[Photo: Model Nisa Kasnoon shows the different between polycarbonate baby feeding bottle that contains Bisphenol A (BPA) (right bottle) and polypropylene (PP) (left bottle) that safe for use during the press conference at his ministry, yesterday. The polycarbonate feeding bottle soon will be banned in the market.]
PETALING JAYA: The Government should ban all polycarbonate infant milk bottles containing the chemical Bisphenol A (BPA) with immediate effect, said consumers associations.
The Consumers Association of Penang (CAP), which has been calling for the ban since 1998, along with the Federation of Malaysian Consumers Association (Fomca), said the ban should be immediate and not be enforced one year from now.
Health Minister Datuk Seri Liow Tiong Lai announced on Monday that the bottles would be outlawed from March 1 next year and the retailers selling these bottles had been given one year to comply with the ruling.
He said the Cabinet decided to ban such bottles due to BPA's risk to the infant hormone system.
Fomca chief executive officer Datuk Paul Selva Raj said the Government should not compromise as BPA was harmful and detrimental to the health of high-risk groups, namely infants and children.
"It is not necessary to wait for a year for such a move to be implemented," he told The Star.
CAP president S.M. Mohamed Idris said the ban should be applied across the board, including banning the import and sale of water containers containing BPA.
"Polycarbonate plastic tends to leach BPA with age and after heating.

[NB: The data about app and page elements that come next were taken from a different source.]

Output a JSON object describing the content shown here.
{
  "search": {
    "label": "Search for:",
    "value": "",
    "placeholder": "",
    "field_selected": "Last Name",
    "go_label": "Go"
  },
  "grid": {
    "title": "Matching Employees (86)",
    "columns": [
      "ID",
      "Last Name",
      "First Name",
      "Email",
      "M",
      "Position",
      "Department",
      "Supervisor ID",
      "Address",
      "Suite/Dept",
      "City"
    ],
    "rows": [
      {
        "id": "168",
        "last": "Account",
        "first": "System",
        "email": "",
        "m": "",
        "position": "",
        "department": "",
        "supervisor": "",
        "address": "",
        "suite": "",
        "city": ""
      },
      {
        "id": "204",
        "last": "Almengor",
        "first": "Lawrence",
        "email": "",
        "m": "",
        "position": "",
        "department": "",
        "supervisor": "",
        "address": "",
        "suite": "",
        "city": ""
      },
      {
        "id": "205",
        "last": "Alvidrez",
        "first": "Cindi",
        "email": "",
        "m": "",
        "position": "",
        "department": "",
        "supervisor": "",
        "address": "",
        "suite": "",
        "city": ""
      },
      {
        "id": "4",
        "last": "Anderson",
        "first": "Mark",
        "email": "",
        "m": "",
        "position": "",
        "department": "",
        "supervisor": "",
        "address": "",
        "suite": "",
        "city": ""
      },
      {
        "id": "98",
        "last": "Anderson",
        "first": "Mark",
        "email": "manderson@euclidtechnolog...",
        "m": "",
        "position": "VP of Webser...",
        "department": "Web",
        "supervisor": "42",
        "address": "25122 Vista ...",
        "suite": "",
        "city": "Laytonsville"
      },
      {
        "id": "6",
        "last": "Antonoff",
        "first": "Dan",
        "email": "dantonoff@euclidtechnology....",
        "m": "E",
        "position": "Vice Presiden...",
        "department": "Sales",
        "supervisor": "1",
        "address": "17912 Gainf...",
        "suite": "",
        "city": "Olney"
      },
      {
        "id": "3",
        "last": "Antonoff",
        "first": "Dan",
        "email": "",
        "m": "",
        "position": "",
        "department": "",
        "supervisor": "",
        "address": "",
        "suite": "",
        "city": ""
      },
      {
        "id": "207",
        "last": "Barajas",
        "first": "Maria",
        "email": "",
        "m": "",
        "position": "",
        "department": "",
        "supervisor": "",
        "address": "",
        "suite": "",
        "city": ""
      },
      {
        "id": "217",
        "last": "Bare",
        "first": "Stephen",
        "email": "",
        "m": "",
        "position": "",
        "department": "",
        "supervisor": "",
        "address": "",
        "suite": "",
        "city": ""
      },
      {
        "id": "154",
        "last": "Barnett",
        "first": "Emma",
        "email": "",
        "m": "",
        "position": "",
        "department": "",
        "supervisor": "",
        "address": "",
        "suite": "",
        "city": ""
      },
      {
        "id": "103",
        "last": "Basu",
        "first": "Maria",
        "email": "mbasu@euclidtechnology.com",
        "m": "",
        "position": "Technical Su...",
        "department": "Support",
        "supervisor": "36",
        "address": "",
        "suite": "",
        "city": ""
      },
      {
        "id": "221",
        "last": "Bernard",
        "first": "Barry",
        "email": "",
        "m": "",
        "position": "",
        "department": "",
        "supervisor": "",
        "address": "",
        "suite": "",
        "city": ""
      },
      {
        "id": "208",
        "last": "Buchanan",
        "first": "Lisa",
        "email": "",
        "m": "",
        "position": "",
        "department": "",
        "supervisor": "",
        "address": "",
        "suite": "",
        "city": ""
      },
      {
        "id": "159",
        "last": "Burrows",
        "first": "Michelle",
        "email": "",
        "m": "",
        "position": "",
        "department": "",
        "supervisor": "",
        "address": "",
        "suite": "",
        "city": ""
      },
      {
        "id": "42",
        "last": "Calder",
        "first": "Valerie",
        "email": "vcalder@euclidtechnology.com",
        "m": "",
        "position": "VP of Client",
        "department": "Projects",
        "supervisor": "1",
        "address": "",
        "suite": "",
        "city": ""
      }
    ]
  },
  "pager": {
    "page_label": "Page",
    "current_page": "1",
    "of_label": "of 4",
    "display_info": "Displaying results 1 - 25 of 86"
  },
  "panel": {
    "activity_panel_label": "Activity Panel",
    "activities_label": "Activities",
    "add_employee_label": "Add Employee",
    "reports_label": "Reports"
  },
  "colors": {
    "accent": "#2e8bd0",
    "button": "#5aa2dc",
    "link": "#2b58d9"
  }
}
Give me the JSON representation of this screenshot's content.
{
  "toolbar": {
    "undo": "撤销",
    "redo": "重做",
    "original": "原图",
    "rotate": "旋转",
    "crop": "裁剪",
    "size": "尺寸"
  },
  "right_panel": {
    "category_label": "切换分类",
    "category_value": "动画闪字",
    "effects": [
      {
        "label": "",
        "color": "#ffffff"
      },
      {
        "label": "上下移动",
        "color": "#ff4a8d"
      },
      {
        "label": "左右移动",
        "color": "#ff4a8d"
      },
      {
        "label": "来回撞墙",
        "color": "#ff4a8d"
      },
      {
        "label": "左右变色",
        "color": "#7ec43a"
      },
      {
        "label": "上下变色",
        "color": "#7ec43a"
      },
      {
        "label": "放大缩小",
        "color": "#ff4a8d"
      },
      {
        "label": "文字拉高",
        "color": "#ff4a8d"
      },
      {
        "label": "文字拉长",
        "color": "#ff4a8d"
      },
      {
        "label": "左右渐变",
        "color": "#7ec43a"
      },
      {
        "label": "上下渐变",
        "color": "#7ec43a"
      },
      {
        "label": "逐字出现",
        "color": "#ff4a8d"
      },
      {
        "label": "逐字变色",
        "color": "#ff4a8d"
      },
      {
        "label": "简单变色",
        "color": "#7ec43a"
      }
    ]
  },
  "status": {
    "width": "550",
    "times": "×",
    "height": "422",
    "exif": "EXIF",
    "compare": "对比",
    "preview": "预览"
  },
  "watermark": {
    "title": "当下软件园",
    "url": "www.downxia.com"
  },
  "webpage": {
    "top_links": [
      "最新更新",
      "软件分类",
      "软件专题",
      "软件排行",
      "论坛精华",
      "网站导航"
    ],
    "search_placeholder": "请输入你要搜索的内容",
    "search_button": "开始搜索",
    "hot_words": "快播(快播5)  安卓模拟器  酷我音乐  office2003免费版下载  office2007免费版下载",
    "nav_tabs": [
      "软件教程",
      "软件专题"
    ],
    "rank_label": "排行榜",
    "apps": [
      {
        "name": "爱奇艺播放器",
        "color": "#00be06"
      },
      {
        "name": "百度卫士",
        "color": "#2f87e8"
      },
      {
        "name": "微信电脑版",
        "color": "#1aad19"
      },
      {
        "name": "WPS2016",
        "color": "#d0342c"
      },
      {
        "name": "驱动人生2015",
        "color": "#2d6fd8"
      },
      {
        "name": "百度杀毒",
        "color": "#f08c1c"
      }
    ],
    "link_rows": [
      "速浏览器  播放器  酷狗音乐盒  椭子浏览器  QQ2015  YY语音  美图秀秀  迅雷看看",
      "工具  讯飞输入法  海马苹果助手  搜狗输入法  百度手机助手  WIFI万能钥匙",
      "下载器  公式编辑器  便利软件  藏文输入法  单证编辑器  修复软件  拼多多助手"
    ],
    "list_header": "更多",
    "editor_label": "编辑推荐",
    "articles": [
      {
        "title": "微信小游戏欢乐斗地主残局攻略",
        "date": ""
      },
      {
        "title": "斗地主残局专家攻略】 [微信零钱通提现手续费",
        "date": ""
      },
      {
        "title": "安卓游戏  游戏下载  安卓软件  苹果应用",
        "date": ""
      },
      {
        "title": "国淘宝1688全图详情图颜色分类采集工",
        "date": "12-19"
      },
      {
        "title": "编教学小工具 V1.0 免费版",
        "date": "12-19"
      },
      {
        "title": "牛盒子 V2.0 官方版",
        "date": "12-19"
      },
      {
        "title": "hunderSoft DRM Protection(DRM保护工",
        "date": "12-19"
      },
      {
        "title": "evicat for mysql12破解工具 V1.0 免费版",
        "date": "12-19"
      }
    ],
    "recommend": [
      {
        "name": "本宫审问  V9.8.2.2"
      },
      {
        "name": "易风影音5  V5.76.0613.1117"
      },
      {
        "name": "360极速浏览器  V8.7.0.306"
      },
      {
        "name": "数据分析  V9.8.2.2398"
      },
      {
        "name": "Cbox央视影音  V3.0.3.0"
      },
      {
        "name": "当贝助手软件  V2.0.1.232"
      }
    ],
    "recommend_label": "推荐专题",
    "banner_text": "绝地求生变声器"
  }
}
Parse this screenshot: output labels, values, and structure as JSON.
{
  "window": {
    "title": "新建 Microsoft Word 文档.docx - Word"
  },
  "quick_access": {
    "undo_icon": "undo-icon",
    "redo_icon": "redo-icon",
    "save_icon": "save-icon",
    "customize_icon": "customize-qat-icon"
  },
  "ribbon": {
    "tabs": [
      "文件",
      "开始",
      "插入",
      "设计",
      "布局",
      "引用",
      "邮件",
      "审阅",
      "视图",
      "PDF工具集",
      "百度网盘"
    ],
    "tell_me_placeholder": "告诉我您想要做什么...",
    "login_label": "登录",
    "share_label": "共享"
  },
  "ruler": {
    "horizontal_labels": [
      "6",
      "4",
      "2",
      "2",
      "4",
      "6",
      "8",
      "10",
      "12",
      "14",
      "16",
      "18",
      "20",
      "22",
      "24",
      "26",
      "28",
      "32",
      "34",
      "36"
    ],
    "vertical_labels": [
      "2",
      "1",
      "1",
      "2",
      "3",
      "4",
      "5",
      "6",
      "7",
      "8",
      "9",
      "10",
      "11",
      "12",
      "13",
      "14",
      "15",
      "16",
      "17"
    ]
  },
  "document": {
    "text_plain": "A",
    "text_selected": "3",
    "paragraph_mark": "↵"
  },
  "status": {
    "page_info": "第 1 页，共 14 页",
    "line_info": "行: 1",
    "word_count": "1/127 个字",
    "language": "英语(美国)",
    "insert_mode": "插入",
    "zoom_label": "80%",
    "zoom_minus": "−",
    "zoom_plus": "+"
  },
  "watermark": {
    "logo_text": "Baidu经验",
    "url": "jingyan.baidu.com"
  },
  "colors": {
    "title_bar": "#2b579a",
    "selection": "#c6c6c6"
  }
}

It is sometimes identified by the recycling industry's symbol of the number '7' inside a triangle with the letters 'PC' next to the symbol," he said.
He said BPA was a synthetic chemical also known as "environmental hormones".
"It can disrupt the hormone-secreting glands that form the endocrine system. This system includes the thyroid, pituitary, pancreas, thymus, adrenal, ovaries and testical glands," he said.
He added that common consumer products using BPA included baby feeding bottles, water bottles widely used by students and office workers, and liners for food and beverage cans.
Mohamed Idris advised consumers to use feeding bottles made of metal or glass, and to throw away any old and scratched plastic containers or bottles.
Other countries that have banned the chemical in milk bottles include China, Germany, France, Denmark, Canada, Australia, New Zealand and New York state in the United States.
-The Star/Asia News Network